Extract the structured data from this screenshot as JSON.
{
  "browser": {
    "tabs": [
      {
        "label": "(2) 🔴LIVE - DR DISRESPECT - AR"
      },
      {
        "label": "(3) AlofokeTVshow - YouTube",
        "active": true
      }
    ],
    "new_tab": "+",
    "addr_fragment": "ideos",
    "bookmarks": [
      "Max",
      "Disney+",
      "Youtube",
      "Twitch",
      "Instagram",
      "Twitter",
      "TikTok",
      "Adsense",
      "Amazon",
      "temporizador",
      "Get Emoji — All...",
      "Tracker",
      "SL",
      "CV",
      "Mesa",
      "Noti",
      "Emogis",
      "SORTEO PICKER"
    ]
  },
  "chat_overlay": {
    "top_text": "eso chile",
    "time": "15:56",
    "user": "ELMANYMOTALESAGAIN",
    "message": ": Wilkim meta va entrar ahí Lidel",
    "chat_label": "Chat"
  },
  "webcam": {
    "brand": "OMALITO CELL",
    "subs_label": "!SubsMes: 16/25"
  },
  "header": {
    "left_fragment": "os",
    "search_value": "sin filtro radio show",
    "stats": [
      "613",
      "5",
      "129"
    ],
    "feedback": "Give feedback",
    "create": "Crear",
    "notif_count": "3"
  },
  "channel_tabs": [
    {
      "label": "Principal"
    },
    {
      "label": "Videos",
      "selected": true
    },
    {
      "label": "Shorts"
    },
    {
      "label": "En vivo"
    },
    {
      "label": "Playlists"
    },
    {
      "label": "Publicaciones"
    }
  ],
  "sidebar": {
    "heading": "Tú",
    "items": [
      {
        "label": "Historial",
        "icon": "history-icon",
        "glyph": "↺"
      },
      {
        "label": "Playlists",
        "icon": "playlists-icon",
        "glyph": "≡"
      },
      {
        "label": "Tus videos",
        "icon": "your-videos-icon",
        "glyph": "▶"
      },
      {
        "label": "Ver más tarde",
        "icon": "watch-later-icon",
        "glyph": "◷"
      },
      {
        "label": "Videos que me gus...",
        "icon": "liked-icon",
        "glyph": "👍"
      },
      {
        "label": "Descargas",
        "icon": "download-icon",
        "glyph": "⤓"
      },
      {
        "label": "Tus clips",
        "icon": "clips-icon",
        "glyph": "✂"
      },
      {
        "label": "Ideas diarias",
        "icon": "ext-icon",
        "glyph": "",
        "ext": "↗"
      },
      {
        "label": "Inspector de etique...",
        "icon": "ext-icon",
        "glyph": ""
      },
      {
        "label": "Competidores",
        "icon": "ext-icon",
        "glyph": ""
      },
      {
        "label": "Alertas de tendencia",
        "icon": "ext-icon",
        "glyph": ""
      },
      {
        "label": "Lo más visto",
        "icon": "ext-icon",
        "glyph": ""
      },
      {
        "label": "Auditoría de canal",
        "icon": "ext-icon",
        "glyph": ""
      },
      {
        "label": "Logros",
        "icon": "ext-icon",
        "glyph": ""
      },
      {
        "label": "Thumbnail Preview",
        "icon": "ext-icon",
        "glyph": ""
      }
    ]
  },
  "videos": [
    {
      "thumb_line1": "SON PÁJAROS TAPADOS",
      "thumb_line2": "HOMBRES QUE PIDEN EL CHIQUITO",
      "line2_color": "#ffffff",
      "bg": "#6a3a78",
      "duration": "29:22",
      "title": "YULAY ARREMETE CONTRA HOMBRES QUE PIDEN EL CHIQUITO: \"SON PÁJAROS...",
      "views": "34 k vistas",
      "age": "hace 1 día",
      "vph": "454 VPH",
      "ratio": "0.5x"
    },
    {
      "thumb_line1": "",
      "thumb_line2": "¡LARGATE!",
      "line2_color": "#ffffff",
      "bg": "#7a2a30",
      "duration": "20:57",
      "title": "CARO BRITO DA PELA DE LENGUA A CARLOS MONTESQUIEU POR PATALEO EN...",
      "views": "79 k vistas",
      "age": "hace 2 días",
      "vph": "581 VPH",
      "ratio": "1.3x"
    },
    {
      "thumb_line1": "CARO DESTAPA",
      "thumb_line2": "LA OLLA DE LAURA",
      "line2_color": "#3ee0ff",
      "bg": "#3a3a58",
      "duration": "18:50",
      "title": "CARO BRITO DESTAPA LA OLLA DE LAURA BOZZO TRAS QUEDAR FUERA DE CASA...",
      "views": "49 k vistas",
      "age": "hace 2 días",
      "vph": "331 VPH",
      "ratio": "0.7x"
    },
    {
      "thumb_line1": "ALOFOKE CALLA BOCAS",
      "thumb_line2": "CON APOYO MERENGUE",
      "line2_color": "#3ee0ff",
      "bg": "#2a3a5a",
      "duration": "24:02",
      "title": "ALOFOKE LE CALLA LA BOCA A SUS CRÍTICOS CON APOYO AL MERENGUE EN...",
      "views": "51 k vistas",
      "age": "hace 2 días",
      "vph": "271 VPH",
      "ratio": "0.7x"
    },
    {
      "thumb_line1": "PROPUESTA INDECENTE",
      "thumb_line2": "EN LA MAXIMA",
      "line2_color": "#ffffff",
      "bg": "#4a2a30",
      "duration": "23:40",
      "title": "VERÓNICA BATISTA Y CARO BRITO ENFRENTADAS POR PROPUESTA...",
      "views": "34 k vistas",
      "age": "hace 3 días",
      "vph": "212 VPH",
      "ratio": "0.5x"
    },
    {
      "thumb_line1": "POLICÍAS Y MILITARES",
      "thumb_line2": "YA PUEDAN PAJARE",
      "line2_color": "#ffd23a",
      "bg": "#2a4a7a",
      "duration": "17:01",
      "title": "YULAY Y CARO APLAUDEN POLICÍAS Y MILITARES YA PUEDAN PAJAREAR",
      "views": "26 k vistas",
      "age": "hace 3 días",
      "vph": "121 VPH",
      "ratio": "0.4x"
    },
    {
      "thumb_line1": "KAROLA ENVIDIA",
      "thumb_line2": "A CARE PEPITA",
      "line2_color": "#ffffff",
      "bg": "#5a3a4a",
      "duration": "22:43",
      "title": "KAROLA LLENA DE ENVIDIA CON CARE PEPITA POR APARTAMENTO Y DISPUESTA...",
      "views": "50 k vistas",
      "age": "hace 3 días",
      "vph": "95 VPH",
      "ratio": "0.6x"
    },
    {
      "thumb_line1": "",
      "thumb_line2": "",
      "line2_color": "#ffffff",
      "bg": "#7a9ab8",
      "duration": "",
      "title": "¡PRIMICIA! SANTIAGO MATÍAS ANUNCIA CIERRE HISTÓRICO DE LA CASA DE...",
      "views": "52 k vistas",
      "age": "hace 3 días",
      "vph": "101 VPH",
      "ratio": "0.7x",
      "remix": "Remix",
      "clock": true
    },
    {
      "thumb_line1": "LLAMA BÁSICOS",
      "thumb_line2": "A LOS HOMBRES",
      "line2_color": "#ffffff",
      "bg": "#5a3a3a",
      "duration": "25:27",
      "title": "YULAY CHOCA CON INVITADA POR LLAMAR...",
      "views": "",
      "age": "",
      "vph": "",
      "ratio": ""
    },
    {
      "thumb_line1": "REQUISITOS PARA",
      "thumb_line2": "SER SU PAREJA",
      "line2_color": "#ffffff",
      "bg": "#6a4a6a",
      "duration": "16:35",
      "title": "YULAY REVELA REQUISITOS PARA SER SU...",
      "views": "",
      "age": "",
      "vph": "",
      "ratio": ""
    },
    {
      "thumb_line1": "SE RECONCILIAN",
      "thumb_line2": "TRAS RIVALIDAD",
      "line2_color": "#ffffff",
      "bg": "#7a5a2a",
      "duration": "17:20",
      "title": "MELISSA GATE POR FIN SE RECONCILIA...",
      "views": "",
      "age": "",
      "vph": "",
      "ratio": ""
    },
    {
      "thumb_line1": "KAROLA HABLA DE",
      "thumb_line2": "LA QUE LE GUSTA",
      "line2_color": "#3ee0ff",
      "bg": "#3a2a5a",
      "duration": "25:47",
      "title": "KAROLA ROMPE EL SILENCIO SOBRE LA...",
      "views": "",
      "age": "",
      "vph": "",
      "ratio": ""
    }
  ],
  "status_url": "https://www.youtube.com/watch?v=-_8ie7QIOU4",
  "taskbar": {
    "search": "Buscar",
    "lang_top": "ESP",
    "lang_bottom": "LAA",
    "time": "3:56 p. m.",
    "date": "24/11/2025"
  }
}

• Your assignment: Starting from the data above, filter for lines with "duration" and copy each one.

• Response for this exercise:
      "duration": "29:22",
      "duration": "20:57",
      "duration": "18:50",
      "duration": "24:02",
      "duration": "23:40",
      "duration": "17:01",
      "duration": "22:43",
      "duration": "",
      "duration": "25:27",
      "duration": "16:35",
      "duration": "17:20",
      "duration": "25:47",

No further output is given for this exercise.